> _How to complete this task_:
A line belongs in the answer only if it contains the word "more"; copy every such line from the listing below.

> _Records to process_:
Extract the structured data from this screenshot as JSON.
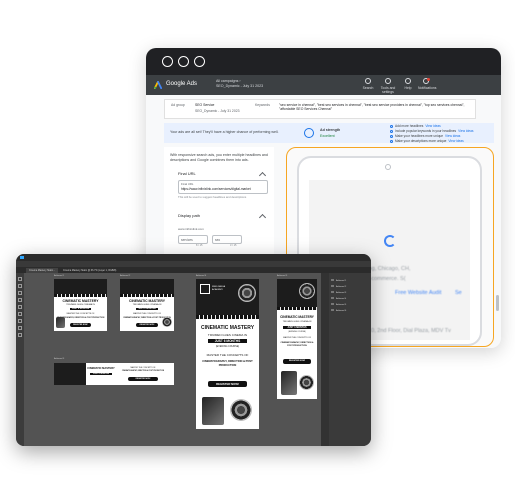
{
  "ads": {
    "product": "Google Ads",
    "campaign_line1": "All campaigns  ›",
    "campaign_line2": "SEO_Dynamic - July 31 2023",
    "tools": [
      {
        "label": "Search"
      },
      {
        "label": "Tools and settings"
      },
      {
        "label": "Help"
      },
      {
        "label": "Notifications"
      }
    ],
    "adgroup": {
      "label": "Ad group",
      "name": "SEO Service",
      "date": "SEO_Dynamic - July 31 2023",
      "keywords_label": "Keywords",
      "keywords": "\"seo service in chennai\", \"best seo services in chennai\", \"best seo service providers in chennai\", \"top seo services chennai\", \"affordable SEO Services Chennai\""
    },
    "strength": {
      "message": "Your ads are all set! They'll have a higher chance of performing well.",
      "title": "Ad strength",
      "value": "Excellent",
      "tips": [
        {
          "text": "Add more headlines",
          "action": "View ideas"
        },
        {
          "text": "Include popular keywords in your headlines",
          "action": "View ideas"
        },
        {
          "text": "Make your headlines more unique",
          "action": "View ideas"
        },
        {
          "text": "Make your descriptions more unique",
          "action": "View ideas"
        }
      ]
    },
    "form": {
      "intro": "With responsive search ads, you enter multiple headlines and descriptions and Google combines them into ads.",
      "final_url_label": "Final URL",
      "final_url_field_label": "Final URL",
      "final_url_value": "https://www.infinixlink.com/services/digital-market",
      "final_url_hint": "This will be used to suggest headlines and descriptions",
      "display_path_label": "Display path",
      "display_domain": "www.infinixlink.com",
      "path1": "services",
      "path2": "seo",
      "path1_count": "8 / 15",
      "path2_count": "3 / 15"
    },
    "preview": {
      "line1": "ion Service Catalog, Chicago, CH,",
      "line2": "bsite Migration. E-commerce. S(",
      "btn1": "ltation",
      "btn2": "Free Website Audit",
      "btn3": "Se",
      "footer": "n: 10, 2nd Floor, Dial Plaza, MDV Tv"
    }
  },
  "ps": {
    "tabs": [
      "Cinema Mastery Static...",
      "Cinema Mastery Static @ 66.7% (Layer 1, RGB/8)"
    ],
    "layers": [
      "Artboard 1",
      "Artboard 2",
      "Artboard 3",
      "Artboard 4",
      "Artboard 5",
      "Artboard 6"
    ],
    "artboards": {
      "a1_label": "Artboard 1",
      "a2_label": "Artboard 2",
      "a3_label": "Artboard 3",
      "a4_label": "Artboard 4",
      "a5_label": "Artboard 5",
      "headline": "CINEMATIC MASTERY",
      "subline": "TIRUMEN GUES CINEMA IN",
      "badge": "JUST 6 MONTHS",
      "mode": "(EVENING COURSE)",
      "master": "MASTER THE CONCEPTS OF",
      "skills": "CINEMATOGRAPHY, DIRECTION & POST PRODUCTION",
      "cta": "REGISTER NOW!",
      "logo_text": "WEIS MEDIA ACADEMY"
    }
  },
  "colors": {
    "ads_header": "#3c4043",
    "ads_accent": "#1a73e8",
    "preview_border": "#f6a623",
    "ps_workspace": "#535353"
  }
}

> _Solved exercise_:
          "text": "Add more headlines",
          "text": "Make your headlines more unique",
          "text": "Make your descriptions more unique",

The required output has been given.